Dataset excerpts
******************************

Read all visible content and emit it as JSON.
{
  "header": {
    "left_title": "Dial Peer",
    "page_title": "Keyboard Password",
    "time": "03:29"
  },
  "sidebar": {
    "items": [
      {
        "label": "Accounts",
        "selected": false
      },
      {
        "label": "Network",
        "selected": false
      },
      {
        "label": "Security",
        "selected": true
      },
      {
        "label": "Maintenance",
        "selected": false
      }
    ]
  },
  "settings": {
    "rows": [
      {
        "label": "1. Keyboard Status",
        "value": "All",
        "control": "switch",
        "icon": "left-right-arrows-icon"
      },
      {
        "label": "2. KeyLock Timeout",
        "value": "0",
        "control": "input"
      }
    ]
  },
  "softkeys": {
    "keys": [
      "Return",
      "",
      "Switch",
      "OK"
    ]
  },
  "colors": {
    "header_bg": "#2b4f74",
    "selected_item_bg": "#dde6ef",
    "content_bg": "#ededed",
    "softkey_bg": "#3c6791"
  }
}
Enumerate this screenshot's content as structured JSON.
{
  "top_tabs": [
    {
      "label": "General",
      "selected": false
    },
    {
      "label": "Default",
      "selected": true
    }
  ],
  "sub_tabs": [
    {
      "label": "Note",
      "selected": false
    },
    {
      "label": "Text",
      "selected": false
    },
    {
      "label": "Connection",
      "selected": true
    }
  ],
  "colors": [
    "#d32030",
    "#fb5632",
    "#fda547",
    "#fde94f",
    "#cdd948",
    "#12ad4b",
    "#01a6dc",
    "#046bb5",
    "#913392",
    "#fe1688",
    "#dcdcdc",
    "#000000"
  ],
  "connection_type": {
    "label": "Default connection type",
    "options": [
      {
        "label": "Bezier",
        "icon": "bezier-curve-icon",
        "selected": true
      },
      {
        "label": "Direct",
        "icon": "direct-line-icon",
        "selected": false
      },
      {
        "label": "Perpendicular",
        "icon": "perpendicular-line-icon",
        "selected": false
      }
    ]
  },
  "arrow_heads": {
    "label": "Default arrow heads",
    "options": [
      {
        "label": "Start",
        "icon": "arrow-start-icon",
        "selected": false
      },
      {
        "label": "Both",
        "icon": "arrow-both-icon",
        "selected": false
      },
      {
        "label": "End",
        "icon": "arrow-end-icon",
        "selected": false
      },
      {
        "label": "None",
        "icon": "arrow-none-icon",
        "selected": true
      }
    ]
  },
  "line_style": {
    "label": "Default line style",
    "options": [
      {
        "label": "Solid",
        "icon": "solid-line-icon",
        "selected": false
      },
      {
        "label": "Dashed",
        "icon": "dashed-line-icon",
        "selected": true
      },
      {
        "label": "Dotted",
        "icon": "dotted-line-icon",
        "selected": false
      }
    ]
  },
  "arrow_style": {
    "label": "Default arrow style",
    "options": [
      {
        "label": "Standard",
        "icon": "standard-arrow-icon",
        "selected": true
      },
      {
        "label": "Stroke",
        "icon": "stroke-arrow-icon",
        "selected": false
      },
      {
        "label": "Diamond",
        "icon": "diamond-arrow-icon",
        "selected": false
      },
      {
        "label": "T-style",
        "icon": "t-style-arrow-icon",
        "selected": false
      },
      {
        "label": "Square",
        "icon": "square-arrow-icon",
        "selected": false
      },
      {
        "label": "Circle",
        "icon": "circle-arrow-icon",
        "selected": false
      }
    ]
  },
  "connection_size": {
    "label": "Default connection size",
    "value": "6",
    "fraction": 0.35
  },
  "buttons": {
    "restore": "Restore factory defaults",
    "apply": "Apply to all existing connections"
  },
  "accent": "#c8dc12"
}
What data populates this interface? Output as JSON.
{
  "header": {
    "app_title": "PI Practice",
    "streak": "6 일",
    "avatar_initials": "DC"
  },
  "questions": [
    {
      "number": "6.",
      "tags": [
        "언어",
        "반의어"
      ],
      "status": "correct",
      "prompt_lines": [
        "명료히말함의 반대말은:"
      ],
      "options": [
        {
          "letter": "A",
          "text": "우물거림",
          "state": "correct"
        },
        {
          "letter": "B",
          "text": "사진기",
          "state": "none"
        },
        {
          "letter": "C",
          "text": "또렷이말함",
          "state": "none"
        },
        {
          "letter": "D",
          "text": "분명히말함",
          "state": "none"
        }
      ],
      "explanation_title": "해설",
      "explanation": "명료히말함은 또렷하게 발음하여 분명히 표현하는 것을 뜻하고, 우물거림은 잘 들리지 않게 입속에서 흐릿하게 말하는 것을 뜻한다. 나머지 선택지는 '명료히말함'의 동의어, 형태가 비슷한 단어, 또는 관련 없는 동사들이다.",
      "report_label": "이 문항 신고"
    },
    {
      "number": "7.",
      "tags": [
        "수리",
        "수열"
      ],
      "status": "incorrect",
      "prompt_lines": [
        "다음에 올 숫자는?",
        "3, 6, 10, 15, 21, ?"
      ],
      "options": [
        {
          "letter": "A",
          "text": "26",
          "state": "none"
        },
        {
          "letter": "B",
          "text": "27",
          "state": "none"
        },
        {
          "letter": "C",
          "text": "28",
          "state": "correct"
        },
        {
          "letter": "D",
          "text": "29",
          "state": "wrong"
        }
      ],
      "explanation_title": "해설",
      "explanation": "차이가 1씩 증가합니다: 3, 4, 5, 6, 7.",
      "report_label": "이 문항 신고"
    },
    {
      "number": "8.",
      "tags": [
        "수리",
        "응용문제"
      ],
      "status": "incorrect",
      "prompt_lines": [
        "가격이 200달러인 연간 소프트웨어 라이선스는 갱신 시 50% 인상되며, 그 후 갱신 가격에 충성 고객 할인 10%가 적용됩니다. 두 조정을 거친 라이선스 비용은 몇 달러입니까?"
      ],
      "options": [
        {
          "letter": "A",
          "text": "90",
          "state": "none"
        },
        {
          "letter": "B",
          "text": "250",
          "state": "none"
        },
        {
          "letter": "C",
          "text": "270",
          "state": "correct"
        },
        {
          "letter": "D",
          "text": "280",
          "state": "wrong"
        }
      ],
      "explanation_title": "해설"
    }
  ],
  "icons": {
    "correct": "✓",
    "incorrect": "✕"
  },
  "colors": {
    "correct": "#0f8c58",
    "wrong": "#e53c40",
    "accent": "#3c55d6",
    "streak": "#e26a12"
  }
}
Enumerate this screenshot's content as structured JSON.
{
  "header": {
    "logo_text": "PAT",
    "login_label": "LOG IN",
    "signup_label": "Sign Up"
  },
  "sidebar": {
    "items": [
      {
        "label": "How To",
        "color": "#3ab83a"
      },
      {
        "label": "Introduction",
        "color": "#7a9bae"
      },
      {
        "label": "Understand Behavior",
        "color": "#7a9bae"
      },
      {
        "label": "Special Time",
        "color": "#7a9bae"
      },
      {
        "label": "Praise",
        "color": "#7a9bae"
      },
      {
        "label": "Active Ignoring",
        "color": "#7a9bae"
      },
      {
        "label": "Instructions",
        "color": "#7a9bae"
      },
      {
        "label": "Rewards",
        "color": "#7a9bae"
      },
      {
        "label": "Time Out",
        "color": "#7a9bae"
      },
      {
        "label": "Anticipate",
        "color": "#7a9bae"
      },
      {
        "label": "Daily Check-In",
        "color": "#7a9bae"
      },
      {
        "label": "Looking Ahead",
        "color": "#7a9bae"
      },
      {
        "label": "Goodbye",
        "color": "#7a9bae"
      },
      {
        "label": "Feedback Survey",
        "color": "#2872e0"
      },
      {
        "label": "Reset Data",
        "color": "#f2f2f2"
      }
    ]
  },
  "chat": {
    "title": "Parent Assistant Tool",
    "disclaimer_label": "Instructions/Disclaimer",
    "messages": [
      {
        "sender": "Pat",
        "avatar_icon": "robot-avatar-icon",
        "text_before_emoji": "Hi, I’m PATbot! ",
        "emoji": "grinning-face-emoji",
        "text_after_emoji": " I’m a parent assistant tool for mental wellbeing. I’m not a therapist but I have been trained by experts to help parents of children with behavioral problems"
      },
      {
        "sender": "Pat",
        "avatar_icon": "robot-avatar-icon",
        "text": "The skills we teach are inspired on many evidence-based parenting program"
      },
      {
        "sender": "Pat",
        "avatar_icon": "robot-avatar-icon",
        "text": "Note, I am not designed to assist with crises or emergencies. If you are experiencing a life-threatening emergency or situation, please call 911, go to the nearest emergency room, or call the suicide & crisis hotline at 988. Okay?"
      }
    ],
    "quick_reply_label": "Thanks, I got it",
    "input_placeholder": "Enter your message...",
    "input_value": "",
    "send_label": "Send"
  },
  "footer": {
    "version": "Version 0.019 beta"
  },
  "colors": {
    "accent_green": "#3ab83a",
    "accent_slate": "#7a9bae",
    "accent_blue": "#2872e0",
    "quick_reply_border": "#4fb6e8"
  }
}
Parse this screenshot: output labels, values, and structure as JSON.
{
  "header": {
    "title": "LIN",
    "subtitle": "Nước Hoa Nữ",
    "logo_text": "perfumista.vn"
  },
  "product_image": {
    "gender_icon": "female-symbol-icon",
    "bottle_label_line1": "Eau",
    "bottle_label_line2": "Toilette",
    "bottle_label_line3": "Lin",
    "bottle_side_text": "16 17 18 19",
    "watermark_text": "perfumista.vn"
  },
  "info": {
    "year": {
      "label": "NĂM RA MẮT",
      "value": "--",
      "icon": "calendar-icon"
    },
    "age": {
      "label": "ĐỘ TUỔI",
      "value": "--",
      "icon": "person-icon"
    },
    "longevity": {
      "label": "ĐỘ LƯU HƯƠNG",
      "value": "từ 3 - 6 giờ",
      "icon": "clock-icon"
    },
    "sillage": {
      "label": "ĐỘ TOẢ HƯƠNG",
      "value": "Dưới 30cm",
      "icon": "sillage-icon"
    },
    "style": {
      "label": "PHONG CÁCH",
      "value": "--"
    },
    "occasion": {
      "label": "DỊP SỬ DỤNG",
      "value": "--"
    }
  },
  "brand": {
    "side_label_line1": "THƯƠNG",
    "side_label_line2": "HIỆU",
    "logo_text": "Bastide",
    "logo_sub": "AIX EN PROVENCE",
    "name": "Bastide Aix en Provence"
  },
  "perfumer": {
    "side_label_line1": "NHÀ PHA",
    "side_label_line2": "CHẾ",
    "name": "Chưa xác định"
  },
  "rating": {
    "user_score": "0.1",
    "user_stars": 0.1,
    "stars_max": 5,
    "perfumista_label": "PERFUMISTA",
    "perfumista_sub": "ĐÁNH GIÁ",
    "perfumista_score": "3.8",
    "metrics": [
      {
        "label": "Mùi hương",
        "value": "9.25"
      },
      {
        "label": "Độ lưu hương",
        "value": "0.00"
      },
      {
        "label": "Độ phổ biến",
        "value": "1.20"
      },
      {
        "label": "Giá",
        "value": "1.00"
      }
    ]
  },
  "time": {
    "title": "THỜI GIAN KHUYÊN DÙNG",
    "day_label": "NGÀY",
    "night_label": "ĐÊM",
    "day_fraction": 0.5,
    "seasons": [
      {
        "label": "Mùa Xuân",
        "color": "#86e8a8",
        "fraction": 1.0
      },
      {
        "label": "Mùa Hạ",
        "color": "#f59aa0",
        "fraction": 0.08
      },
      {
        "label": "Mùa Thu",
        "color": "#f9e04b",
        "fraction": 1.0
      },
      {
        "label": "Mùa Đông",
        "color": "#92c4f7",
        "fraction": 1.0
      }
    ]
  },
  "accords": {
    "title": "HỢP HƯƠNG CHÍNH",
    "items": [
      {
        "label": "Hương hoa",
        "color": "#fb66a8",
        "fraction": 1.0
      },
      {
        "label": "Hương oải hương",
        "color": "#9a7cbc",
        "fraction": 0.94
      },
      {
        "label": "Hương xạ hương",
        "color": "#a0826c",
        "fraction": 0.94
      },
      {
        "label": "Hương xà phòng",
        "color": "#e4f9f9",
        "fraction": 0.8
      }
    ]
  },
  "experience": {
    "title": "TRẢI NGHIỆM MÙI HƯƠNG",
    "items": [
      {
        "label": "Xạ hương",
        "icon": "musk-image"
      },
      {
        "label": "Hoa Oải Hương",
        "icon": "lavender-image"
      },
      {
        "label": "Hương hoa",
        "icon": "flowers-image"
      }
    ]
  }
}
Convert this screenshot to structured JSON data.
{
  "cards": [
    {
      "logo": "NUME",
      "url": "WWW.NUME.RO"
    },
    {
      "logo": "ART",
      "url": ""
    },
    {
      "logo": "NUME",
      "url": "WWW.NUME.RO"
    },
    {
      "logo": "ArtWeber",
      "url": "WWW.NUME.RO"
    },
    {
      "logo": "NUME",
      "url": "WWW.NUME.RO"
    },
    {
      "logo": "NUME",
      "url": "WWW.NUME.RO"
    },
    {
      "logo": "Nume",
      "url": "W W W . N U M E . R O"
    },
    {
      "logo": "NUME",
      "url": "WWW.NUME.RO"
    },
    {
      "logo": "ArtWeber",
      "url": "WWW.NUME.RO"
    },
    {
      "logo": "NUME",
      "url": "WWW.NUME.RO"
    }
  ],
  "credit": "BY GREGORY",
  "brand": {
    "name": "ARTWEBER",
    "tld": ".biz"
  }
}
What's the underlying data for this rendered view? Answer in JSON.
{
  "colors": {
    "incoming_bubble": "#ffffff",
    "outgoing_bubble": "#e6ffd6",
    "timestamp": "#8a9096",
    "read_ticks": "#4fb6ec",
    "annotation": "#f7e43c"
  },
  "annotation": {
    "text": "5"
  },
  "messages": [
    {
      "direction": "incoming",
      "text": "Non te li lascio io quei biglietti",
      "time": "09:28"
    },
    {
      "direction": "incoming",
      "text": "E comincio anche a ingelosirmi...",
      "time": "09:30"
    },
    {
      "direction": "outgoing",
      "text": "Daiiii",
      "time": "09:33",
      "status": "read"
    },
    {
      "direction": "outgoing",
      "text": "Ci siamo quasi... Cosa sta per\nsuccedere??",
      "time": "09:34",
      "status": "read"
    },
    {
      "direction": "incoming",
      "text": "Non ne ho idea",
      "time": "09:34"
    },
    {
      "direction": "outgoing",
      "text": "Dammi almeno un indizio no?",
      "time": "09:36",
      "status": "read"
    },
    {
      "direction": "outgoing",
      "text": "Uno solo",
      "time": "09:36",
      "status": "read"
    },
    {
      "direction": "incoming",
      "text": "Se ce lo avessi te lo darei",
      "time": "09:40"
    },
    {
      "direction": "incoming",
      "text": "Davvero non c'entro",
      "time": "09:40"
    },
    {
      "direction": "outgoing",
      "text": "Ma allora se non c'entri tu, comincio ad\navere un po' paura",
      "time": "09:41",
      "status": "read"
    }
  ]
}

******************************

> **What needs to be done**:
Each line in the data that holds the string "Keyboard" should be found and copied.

> **Result for this task**:
    "page_title": "Keyboard Password",
        "label": "1. Keyboard Status",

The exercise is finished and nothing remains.